Data for analysis START
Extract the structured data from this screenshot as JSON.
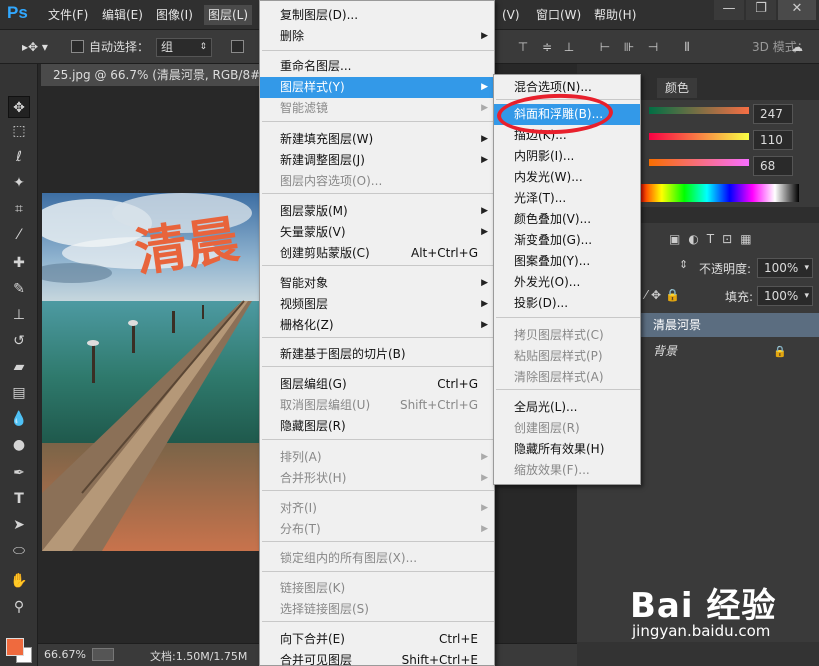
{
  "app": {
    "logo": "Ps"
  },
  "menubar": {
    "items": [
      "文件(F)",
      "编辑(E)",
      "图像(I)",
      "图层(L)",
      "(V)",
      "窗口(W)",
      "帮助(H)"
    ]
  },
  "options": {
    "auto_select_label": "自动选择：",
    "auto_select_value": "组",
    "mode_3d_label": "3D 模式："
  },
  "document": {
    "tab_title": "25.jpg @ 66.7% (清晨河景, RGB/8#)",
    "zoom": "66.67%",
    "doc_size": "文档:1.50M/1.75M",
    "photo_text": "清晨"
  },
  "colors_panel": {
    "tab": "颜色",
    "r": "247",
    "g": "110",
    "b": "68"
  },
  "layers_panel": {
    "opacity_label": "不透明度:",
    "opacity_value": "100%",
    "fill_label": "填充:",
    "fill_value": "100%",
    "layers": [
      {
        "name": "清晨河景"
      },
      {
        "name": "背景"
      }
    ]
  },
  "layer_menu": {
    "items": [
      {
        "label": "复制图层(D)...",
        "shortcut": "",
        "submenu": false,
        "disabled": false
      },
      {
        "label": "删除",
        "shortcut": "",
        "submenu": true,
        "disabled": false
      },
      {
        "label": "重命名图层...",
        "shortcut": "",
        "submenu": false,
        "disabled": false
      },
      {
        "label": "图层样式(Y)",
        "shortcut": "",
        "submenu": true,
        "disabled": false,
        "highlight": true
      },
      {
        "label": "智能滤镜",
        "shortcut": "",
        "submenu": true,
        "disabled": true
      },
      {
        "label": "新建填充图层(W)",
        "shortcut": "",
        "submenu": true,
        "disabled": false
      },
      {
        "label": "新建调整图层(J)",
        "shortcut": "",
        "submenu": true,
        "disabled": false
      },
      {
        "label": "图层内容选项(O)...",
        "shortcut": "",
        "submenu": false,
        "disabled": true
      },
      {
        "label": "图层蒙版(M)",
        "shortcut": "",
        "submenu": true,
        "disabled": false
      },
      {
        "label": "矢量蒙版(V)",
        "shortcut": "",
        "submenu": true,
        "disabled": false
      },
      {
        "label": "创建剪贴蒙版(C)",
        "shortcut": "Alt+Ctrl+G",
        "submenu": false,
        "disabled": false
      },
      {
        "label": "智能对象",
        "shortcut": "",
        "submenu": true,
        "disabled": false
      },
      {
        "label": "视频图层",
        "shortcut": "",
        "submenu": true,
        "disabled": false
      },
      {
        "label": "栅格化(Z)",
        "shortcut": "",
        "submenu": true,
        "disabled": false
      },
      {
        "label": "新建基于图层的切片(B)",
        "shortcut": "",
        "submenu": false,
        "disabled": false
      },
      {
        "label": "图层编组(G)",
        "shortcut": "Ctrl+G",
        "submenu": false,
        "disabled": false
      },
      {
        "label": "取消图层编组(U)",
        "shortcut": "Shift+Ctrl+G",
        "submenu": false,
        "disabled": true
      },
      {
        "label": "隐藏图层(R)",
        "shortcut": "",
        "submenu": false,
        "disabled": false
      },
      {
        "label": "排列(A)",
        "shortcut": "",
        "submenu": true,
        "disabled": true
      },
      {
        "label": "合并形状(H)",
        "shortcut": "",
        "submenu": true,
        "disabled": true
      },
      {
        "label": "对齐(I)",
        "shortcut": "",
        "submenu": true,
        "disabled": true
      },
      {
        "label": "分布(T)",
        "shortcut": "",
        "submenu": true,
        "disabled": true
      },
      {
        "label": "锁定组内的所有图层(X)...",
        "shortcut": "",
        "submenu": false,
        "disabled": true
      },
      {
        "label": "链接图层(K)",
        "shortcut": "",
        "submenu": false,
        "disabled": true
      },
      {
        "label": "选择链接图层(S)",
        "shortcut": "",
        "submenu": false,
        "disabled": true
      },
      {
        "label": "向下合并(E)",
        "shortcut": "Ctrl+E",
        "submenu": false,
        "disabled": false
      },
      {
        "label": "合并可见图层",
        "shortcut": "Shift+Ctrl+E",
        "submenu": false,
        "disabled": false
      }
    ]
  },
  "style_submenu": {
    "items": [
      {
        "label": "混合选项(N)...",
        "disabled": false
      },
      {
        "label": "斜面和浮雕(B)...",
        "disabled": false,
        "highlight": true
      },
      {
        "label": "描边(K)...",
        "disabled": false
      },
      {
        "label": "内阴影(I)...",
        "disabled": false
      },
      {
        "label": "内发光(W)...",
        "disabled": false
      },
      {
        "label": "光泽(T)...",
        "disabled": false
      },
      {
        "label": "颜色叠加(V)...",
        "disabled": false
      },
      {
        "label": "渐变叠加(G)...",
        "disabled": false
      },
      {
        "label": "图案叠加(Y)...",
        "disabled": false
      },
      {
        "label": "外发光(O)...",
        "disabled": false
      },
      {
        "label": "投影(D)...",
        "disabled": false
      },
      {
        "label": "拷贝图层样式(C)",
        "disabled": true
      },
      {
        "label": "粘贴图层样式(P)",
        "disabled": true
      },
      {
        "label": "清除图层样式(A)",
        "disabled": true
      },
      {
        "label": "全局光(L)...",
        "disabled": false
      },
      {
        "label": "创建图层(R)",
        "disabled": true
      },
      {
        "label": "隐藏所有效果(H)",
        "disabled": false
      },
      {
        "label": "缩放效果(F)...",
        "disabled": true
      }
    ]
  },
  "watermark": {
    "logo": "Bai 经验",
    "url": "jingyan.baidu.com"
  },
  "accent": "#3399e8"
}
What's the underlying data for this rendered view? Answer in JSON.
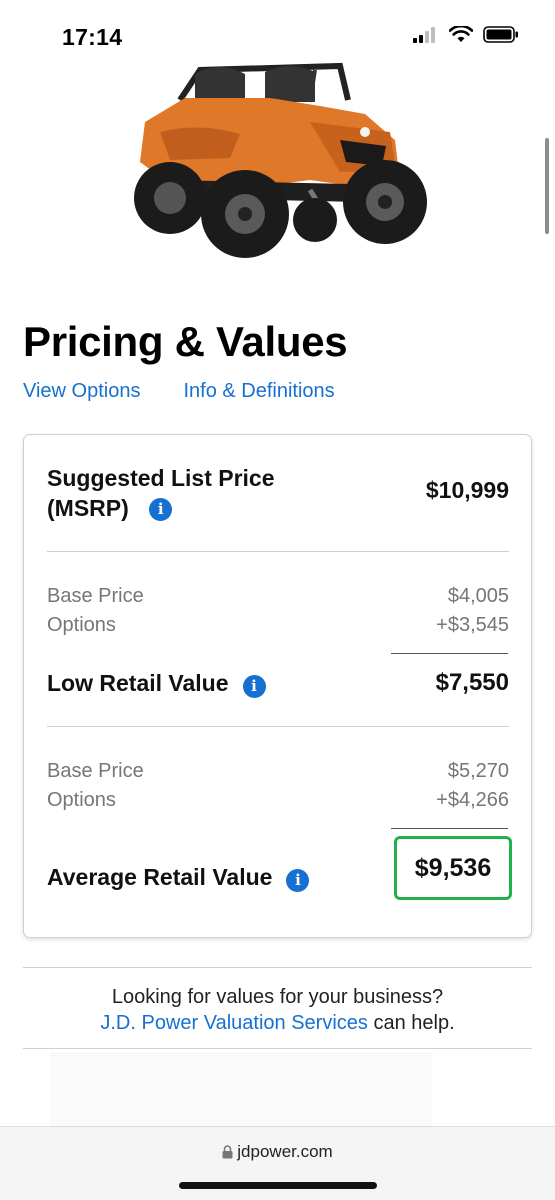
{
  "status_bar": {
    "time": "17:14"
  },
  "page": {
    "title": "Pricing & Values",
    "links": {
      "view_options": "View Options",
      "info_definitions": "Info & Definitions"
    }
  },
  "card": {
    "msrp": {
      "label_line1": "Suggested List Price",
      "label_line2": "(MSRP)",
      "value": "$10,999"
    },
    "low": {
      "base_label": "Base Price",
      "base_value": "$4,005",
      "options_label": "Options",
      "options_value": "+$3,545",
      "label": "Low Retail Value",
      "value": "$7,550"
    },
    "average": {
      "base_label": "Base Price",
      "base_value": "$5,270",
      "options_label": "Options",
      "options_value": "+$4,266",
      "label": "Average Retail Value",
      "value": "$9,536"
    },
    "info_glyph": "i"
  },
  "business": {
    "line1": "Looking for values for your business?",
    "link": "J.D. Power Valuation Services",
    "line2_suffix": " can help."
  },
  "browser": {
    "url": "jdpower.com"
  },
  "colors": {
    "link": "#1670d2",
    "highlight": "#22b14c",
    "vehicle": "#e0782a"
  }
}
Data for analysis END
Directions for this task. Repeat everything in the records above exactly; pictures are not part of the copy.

Written answer.
Extract the structured data from this screenshot as JSON.
{
  "app": {
    "logo": "Ps"
  },
  "menubar": {
    "items": [
      "文件(F)",
      "编辑(E)",
      "图像(I)",
      "图层(L)",
      "(V)",
      "窗口(W)",
      "帮助(H)"
    ]
  },
  "options": {
    "auto_select_label": "自动选择：",
    "auto_select_value": "组",
    "mode_3d_label": "3D 模式："
  },
  "document": {
    "tab_title": "25.jpg @ 66.7% (清晨河景, RGB/8#)",
    "zoom": "66.67%",
    "doc_size": "文档:1.50M/1.75M",
    "photo_text": "清晨"
  },
  "colors_panel": {
    "tab": "颜色",
    "r": "247",
    "g": "110",
    "b": "68"
  },
  "layers_panel": {
    "opacity_label": "不透明度:",
    "opacity_value": "100%",
    "fill_label": "填充:",
    "fill_value": "100%",
    "layers": [
      {
        "name": "清晨河景"
      },
      {
        "name": "背景"
      }
    ]
  },
  "layer_menu": {
    "items": [
      {
        "label": "复制图层(D)...",
        "shortcut": "",
        "submenu": false,
        "disabled": false
      },
      {
        "label": "删除",
        "shortcut": "",
        "submenu": true,
        "disabled": false
      },
      {
        "label": "重命名图层...",
        "shortcut": "",
        "submenu": false,
        "disabled": false
      },
      {
        "label": "图层样式(Y)",
        "shortcut": "",
        "submenu": true,
        "disabled": false,
        "highlight": true
      },
      {
        "label": "智能滤镜",
        "shortcut": "",
        "submenu": true,
        "disabled": true
      },
      {
        "label": "新建填充图层(W)",
        "shortcut": "",
        "submenu": true,
        "disabled": false
      },
      {
        "label": "新建调整图层(J)",
        "shortcut": "",
        "submenu": true,
        "disabled": false
      },
      {
        "label": "图层内容选项(O)...",
        "shortcut": "",
        "submenu": false,
        "disabled": true
      },
      {
        "label": "图层蒙版(M)",
        "shortcut": "",
        "submenu": true,
        "disabled": false
      },
      {
        "label": "矢量蒙版(V)",
        "shortcut": "",
        "submenu": true,
        "disabled": false
      },
      {
        "label": "创建剪贴蒙版(C)",
        "shortcut": "Alt+Ctrl+G",
        "submenu": false,
        "disabled": false
      },
      {
        "label": "智能对象",
        "shortcut": "",
        "submenu": true,
        "disabled": false
      },
      {
        "label": "视频图层",
        "shortcut": "",
        "submenu": true,
        "disabled": false
      },
      {
        "label": "栅格化(Z)",
        "shortcut": "",
        "submenu": true,
        "disabled": false
      },
      {
        "label": "新建基于图层的切片(B)",
        "shortcut": "",
        "submenu": false,
        "disabled": false
      },
      {
        "label": "图层编组(G)",
        "shortcut": "Ctrl+G",
        "submenu": false,
        "disabled": false
      },
      {
        "label": "取消图层编组(U)",
        "shortcut": "Shift+Ctrl+G",
        "submenu": false,
        "disabled": true
      },
      {
        "label": "隐藏图层(R)",
        "shortcut": "",
        "submenu": false,
        "disabled": false
      },
      {
        "label": "排列(A)",
        "shortcut": "",
        "submenu": true,
        "disabled": true
      },
      {
        "label": "合并形状(H)",
        "shortcut": "",
        "submenu": true,
        "disabled": true
      },
      {
        "label": "对齐(I)",
        "shortcut": "",
        "submenu": true,
        "disabled": true
      },
      {
        "label": "分布(T)",
        "shortcut": "",
        "submenu": true,
        "disabled": true
      },
      {
        "label": "锁定组内的所有图层(X)...",
        "shortcut": "",
        "submenu": false,
        "disabled": true
      },
      {
        "label": "链接图层(K)",
        "shortcut": "",
        "submenu": false,
        "disabled": true
      },
      {
        "label": "选择链接图层(S)",
        "shortcut": "",
        "submenu": false,
        "disabled": true
      },
      {
        "label": "向下合并(E)",
        "shortcut": "Ctrl+E",
        "submenu": false,
        "disabled": false
      },
      {
        "label": "合并可见图层",
        "shortcut": "Shift+Ctrl+E",
        "submenu": false,
        "disabled": false
      }
    ]
  },
  "style_submenu": {
    "items": [
      {
        "label": "混合选项(N)...",
        "disabled": false
      },
      {
        "label": "斜面和浮雕(B)...",
        "disabled": false,
        "highlight": true
      },
      {
        "label": "描边(K)...",
        "disabled": false
      },
      {
        "label": "内阴影(I)...",
        "disabled": false
      },
      {
        "label": "内发光(W)...",
        "disabled": false
      },
      {
        "label": "光泽(T)...",
        "disabled": false
      },
      {
        "label": "颜色叠加(V)...",
        "disabled": false
      },
      {
        "label": "渐变叠加(G)...",
        "disabled": false
      },
      {
        "label": "图案叠加(Y)...",
        "disabled": false
      },
      {
        "label": "外发光(O)...",
        "disabled": false
      },
      {
        "label": "投影(D)...",
        "disabled": false
      },
      {
        "label": "拷贝图层样式(C)",
        "disabled": true
      },
      {
        "label": "粘贴图层样式(P)",
        "disabled": true
      },
      {
        "label": "清除图层样式(A)",
        "disabled": true
      },
      {
        "label": "全局光(L)...",
        "disabled": false
      },
      {
        "label": "创建图层(R)",
        "disabled": true
      },
      {
        "label": "隐藏所有效果(H)",
        "disabled": false
      },
      {
        "label": "缩放效果(F)...",
        "disabled": true
      }
    ]
  },
  "watermark": {
    "logo": "Bai 经验",
    "url": "jingyan.baidu.com"
  },
  "accent": "#3399e8"
}
What's the underlying data for this rendered view? Answer in JSON.
{
  "status_bar": {
    "time": "17:14"
  },
  "page": {
    "title": "Pricing & Values",
    "links": {
      "view_options": "View Options",
      "info_definitions": "Info & Definitions"
    }
  },
  "card": {
    "msrp": {
      "label_line1": "Suggested List Price",
      "label_line2": "(MSRP)",
      "value": "$10,999"
    },
    "low": {
      "base_label": "Base Price",
      "base_value": "$4,005",
      "options_label": "Options",
      "options_value": "+$3,545",
      "label": "Low Retail Value",
      "value": "$7,550"
    },
    "average": {
      "base_label": "Base Price",
      "base_value": "$5,270",
      "options_label": "Options",
      "options_value": "+$4,266",
      "label": "Average Retail Value",
      "value": "$9,536"
    },
    "info_glyph": "i"
  },
  "business": {
    "line1": "Looking for values for your business?",
    "link": "J.D. Power Valuation Services",
    "line2_suffix": " can help."
  },
  "browser": {
    "url": "jdpower.com"
  },
  "colors": {
    "link": "#1670d2",
    "highlight": "#22b14c",
    "vehicle": "#e0782a"
  }
}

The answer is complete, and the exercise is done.